MSc in Chemistry and Biological Chemistry

The MSc in Chemistry and Biological Chemistry programme is a 1–3 year programme that combines advanced coursework with original research in chemistry. (The Division also offers a MSc in Chemical Sciences and Instrumentation programme, which is purely coursework-based.)

Admission Requirements

Applicants to the MSc in Chemistry and Biological Chemistry programme must satisfy the following criteria:

  • BSc in chemistry or a related discipline. If the university has an honours system, at least second-upper class honours, or the equivalent, is required.
  • International applicants must take and pass a Technical Proficiency Test (TPT) in Chemistry administered by the school. This test is exempted if the applicant submits an appropriate GRE score.
  • All international applicants who are not native English speakers must have TOEFL scores, IETLS scores, or pass an English Proficiency Test (EPT) administrated by the School.

Details about the TPT/EPT will be announced to selected applicants after the submission of their application. For enquiries about GRE/IELTS/TOFEL criteria, please refer to our Graduate Student FAQs.

There are two application periods each year: October to January (for admission in August), and June to July (for admission in January). Most students are admitted during the first period.

Graduation Requirements

The MSc programme has a minimum candidature period of 1 year, and a maximum of 3 years.

Students must complete 12 AU of coursework consisting of:

Courses taken to fulfill these requirements must be taken on a letter grade basis, and MSc students must maintain a minimum CGPA of 3.0.

Other graduation requirements are:

  • Seminar attendance of at least 5 seminars per semester
  • Completion of SPMS Research Integrity Course
  • Completion of the online NTU Epigeum Research Integrity Course
  • Completion of Scholarly Communication and Impact workshop

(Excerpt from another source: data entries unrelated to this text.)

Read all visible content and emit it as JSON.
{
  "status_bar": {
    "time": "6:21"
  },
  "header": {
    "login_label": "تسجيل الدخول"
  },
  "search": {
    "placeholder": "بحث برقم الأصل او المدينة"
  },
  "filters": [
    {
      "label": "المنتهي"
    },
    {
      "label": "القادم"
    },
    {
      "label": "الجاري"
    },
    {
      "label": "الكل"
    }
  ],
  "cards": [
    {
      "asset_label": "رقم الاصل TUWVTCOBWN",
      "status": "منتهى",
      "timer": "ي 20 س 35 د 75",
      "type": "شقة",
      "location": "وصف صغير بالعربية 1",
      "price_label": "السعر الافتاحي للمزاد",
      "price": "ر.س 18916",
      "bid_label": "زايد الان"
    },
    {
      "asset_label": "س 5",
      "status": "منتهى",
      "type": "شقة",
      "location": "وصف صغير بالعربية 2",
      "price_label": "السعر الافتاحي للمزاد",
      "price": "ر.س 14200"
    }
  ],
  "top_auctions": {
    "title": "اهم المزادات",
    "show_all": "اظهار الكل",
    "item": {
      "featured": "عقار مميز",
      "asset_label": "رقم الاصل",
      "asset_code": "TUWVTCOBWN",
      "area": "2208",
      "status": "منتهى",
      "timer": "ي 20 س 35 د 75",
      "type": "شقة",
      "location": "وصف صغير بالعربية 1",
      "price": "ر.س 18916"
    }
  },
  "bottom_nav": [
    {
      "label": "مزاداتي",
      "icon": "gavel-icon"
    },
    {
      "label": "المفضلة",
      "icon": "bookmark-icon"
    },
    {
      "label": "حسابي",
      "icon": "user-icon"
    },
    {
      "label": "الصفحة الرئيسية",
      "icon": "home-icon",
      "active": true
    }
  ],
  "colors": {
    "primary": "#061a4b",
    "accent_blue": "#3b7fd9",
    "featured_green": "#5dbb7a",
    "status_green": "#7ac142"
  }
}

Students must also write a research thesis. The thesis procedure and requirements are the same as that for PhD students, but MSc theses are usually of more limited scope than PhD theses, and are evaluated by two rather than three examiners.